Work to be completed:
Where a line in the listing contains the string "tickets", copy that line out.
══ Data supplied
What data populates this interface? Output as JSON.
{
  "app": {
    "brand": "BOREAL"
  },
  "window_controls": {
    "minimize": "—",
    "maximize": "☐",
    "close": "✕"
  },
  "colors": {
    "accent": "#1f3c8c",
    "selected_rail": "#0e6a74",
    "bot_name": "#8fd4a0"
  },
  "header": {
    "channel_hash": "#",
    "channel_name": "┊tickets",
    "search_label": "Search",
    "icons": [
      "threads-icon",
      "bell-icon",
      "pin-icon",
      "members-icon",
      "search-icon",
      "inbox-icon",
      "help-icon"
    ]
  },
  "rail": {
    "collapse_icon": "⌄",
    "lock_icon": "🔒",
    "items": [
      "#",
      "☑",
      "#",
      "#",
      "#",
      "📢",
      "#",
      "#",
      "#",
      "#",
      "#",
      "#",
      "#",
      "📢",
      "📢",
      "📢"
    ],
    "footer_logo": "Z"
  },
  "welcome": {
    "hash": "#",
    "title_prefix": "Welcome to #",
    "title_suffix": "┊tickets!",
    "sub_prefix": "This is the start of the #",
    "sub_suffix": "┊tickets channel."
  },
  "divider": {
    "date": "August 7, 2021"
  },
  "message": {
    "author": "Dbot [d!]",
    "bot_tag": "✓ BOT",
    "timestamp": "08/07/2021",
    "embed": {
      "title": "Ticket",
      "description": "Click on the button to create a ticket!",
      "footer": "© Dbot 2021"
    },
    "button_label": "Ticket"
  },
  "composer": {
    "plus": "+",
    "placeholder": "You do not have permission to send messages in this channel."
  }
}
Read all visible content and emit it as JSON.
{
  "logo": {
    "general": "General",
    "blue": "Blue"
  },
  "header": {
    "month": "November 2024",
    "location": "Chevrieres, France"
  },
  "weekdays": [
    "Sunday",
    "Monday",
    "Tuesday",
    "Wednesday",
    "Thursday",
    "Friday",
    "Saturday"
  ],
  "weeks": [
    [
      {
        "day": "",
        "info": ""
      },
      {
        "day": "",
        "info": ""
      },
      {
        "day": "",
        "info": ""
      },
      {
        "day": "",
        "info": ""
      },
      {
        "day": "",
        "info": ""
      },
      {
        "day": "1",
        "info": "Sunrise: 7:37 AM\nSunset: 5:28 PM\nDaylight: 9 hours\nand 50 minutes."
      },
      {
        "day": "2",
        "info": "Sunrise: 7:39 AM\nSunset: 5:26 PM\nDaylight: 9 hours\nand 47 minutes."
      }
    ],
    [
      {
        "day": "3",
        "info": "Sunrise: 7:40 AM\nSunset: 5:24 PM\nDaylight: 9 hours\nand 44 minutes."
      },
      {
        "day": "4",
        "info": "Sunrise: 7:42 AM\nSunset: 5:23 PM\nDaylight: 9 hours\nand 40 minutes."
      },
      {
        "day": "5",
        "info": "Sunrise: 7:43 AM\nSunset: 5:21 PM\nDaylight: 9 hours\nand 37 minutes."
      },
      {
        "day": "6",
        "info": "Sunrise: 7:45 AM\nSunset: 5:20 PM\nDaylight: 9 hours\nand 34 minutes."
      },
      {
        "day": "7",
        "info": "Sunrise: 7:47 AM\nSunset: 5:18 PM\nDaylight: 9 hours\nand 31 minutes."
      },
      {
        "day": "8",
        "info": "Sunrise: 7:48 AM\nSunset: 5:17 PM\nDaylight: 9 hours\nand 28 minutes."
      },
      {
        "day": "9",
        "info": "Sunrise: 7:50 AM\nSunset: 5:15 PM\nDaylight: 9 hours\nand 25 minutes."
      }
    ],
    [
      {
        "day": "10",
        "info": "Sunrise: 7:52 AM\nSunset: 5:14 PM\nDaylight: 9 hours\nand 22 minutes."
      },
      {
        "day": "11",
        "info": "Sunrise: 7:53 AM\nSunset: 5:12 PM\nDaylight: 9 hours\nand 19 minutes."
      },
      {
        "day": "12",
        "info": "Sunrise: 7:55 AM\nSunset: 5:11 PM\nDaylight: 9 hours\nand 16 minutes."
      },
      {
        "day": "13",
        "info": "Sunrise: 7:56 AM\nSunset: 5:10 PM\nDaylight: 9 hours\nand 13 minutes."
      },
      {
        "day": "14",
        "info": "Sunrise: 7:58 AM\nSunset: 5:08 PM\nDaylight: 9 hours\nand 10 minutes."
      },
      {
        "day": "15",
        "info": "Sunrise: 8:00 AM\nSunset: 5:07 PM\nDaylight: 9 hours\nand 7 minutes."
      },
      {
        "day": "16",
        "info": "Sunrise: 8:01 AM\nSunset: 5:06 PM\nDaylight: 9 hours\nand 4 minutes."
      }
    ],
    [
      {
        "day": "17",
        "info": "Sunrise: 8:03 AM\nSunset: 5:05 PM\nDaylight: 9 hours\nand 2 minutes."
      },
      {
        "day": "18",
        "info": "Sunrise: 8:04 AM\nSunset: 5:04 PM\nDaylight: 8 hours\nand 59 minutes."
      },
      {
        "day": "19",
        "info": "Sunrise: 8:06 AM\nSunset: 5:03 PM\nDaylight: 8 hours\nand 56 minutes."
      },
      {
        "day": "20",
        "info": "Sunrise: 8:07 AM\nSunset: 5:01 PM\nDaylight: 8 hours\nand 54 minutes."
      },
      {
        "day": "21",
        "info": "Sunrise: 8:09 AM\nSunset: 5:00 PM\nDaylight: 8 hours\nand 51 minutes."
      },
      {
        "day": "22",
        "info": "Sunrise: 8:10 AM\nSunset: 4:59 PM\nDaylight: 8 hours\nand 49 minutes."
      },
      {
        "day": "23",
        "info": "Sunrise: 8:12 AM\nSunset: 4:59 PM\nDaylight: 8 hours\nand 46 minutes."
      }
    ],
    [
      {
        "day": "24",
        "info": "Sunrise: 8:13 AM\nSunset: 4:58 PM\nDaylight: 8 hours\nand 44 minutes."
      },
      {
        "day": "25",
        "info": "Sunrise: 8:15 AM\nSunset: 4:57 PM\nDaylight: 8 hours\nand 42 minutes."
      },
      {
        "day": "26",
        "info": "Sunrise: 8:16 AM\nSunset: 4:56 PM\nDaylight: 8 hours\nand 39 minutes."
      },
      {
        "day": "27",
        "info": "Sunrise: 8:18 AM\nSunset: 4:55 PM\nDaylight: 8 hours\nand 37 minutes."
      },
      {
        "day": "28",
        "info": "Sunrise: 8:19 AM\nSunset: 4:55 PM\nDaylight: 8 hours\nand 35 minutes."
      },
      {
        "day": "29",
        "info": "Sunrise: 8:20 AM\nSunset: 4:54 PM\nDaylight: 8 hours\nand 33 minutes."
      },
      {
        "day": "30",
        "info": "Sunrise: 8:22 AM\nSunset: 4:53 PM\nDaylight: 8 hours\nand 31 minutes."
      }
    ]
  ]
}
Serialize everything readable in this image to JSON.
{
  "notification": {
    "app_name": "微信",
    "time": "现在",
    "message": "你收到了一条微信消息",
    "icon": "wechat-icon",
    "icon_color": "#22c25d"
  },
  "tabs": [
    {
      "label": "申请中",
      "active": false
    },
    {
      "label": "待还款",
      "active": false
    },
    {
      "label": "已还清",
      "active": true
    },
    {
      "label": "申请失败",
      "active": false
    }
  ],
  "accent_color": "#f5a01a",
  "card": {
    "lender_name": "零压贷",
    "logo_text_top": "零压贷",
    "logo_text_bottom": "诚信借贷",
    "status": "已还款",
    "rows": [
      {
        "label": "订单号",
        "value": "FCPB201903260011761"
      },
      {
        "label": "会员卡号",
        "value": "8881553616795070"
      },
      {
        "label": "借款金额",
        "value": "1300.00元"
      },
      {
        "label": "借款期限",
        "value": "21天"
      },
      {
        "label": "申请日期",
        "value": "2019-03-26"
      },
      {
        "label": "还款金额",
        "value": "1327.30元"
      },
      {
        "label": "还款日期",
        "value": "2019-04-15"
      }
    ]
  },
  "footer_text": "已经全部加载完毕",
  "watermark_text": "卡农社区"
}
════
Answer to this problem:
    "channel_name": "┊tickets",
    "title_suffix": "┊tickets!",
    "sub_suffix": "┊tickets channel."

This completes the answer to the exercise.